Both the X1 and the XC40 have standard driver and passenger frontal airbags, front side-impact airbags, driver knee airbags, side-impact head airbags, front seatbelt pretensioners, front wheel drive, four-wheel antilock brakes, traction control, electronic stability systems to prevent skidding, daytime running lights, rearview cameras, available all-wheel drive, crash mitigating brakes, lane departure warning systems, rear parking sensors and driver alert monitors.
For its top level performance in all IIHS frontal, side, rear impact and roof-crush tests, and with its optional front crash prevention system, the Insurance Institute for Highway Safety grants the X1 the rating of “Top Pick” for 2017, a rating granted to only 144 vehicles tested by the IIHS. The XC40 has not been tested, yet.
There are over 15 percent more BMW dealers than there are Volvo dealers, which makes it easier should you ever need service under the X1’s warranty.
J.D. Power and Associates rated the X1 second among small premium suvs in their 2017 Initial Quality Study. The XC40 isn’t in the top three in its category.
J.D. Power and Associates’ 2017 Initial Quality Study of new car owners surveyed provide the statistics that show that BMW vehicles are better in initial quality than Volvo vehicles. J.D. Power ranks BMW 6th in initial quality, above the industry average. With 46 more problems per 100 vehicles, Volvo is ranked 30th, below the industry average.
J.D. Power and Associates’ 2018 survey of the owners of three-year-old vehicles provides the long-term dependability statistics that show that BMW vehicles are more reliable than Volvo vehicles. J.D. Power ranks BMW 8th in reliability, above the industry average. With 35 more problems per 100 vehicles, Volvo is ranked 22nd.
From surveys of all its subscribers, Consumer Reports’ April 2017 Auto Issue reports that BMW vehicles are more reliable than Volvo vehicles. Consumer Reports ranks BMW 11 places higher in reliability than Volvo.
The X1’s standard 2.0 turbo 4 cyl. produces 44 more horsepower (228 vs. 184) than the XC40 T4’s standard 2.0 turbo 4 cyl.
Regenerative brakes improve the X1’s fuel efficiency by converting inertia back into energy instead of wasting it. The XC40 doesn’t offer a regenerative braking system.
The X1 has 1.9 gallons more fuel capacity than the XC40 (16.1 vs. 14.2 gallons), for longer range between fill-ups.
The X1’s standard front and rear disc brakes are vented to help dissipate heat for shorter stops with less fading. The rear discs on the XC40 are solid, not vented.
The X1’s standard tires provide better handling because they have a lower 50 series profile (height to width ratio) that provides a stiffer sidewall than the XC40’s standard 55 series tires.
Changing a flat tire near traffic can be dangerous and inconvenient. The run-flat tires standard on the X1 can be driven up to 50 miles without any air pressure, allowing you to drive to a service station for a repair. The XC40 doesn’t offer run-flat tires.
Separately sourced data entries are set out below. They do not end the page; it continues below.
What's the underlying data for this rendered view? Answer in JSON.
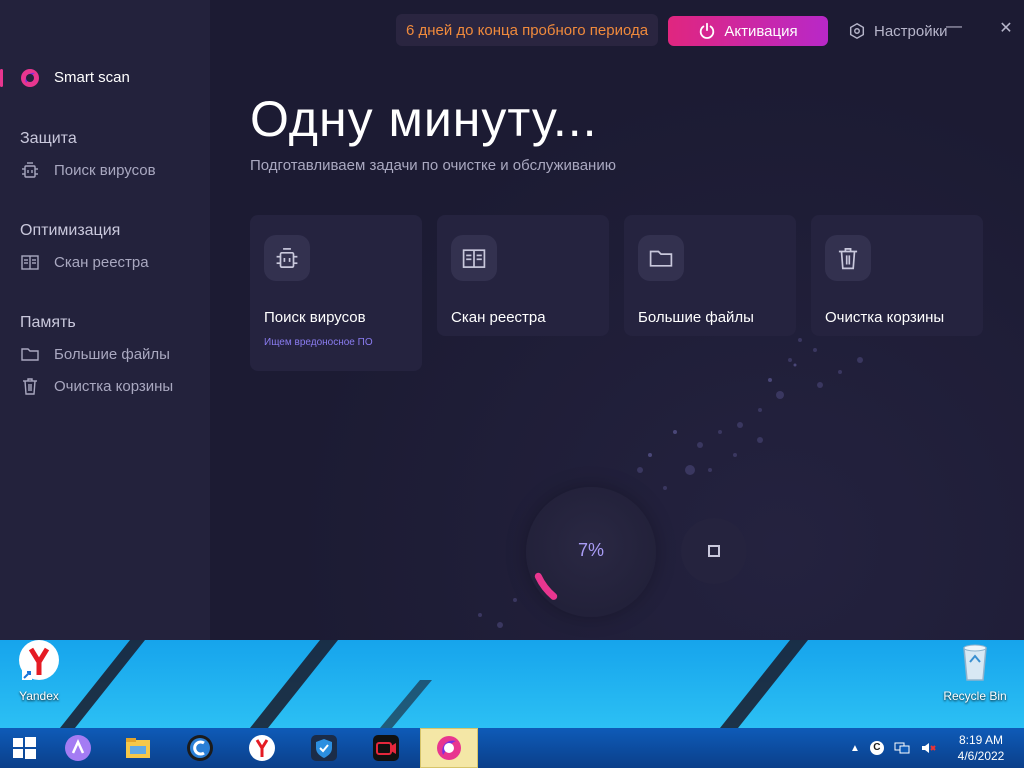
{
  "app": {
    "trial_notice": "6 дней до конца пробного периода",
    "activate_label": "Активация",
    "settings_label": "Настройки",
    "minimize_symbol": "—",
    "close_symbol": "✕"
  },
  "sidebar": {
    "active_item": {
      "label": "Smart scan",
      "icon": "app-logo-icon"
    },
    "sections": [
      {
        "title": "Защита",
        "items": [
          {
            "label": "Поиск вирусов",
            "icon": "bug-icon"
          }
        ]
      },
      {
        "title": "Оптимизация",
        "items": [
          {
            "label": "Скан реестра",
            "icon": "book-icon"
          }
        ]
      },
      {
        "title": "Память",
        "items": [
          {
            "label": "Большие файлы",
            "icon": "folder-icon"
          },
          {
            "label": "Очистка корзины",
            "icon": "trash-icon"
          }
        ]
      }
    ]
  },
  "main": {
    "title": "Одну минуту...",
    "subtitle": "Подготавливаем задачи по очистке и обслуживанию",
    "cards": [
      {
        "title": "Поиск вирусов",
        "status": "Ищем вредоносное ПО",
        "icon": "bug-icon"
      },
      {
        "title": "Скан реестра",
        "status": "",
        "icon": "book-icon"
      },
      {
        "title": "Большие файлы",
        "status": "",
        "icon": "folder-icon"
      },
      {
        "title": "Очистка корзины",
        "status": "",
        "icon": "trash-icon"
      }
    ],
    "progress_label": "7%",
    "progress_value": 0.07
  },
  "desktop": {
    "icons": [
      {
        "label": "Yandex",
        "icon": "yandex-browser-icon"
      },
      {
        "label": "Recycle Bin",
        "icon": "recycle-bin-icon"
      }
    ]
  },
  "taskbar": {
    "items": [
      "start-icon",
      "alice-icon",
      "file-explorer-icon",
      "ccleaner-icon",
      "yandex-browser-icon",
      "vpn-shield-icon",
      "screen-recorder-icon",
      "cleaner-app-icon"
    ],
    "tray_icons": [
      "chevron-up-icon",
      "ccleaner-tray-icon",
      "network-icon",
      "volume-muted-icon"
    ],
    "time": "8:19 AM",
    "date": "4/6/2022"
  },
  "colors": {
    "accent_pink": "#e0267f",
    "accent_purple": "#b828c8",
    "trial_orange": "#f08a3c",
    "status_violet": "#8a7cf0"
  }
}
The X1 has standard front and rear gas-charged shocks for better control over choppy roads. The XC40’s suspension doesn’t offer gas-charged shocks.
The design of the BMW X1 amounts to more than styling. The X1 has an aerodynamic coefficient of drag of .32 Cd. That is lower than the XC40 (.34) and many sports cars. A more efficient exterior helps keep the interior quieter and helps the X1 get better fuel mileage.
The X1 has 2.9 inches more front headroom, .3 inches more rear headroom and .9 inches more rear legroom than the XC40.
For enhanced passenger comfort on long trips the X1’s available rear seats recline. The XC40’s rear seats don’t recline.
The X1 has a much larger cargo area with its rear seat up than the XC40 with its rear seat up (27.1 vs. 20.7 cubic feet). The X1 has a much larger cargo area with its rear seat folded than the XC40 with its rear seat folded (58.7 vs. 47.2 cubic feet).
The X1 offers an optional heads-up display that projects speed and other key instrumentation readouts in front of the driver’s line of sight, allowing drivers to view information without diverting their eyes from the road. The XC40 doesn’t offer a heads-up display.
The X1’s front and rear power windows all lower with one touch of the switches, making it more convenient at drive-up windows and toll booths, or when talking with someone outside of the car. The XC40’s rear power window switches have to be held the entire time to open them fully.
The X1 has a standard dual zone air-conditioning allows the driver and front passenger to choose two completely different temperatures so people with different temperature preferences won’t have to compromise. This makes both the driver and front passenger as comfortable as possible. Dual zone air-conditioning costs extra on the XC40.
Consumer Reports® recommends the BMW X1, based on reliability, safety and performance.
The X1 was chosen as one of Car and Driver’s “Top Five/10Best Trucks” for 2 of the last 2 years. The XC40 has never been a Car and Driver “Top Five/10Best Truck” pick.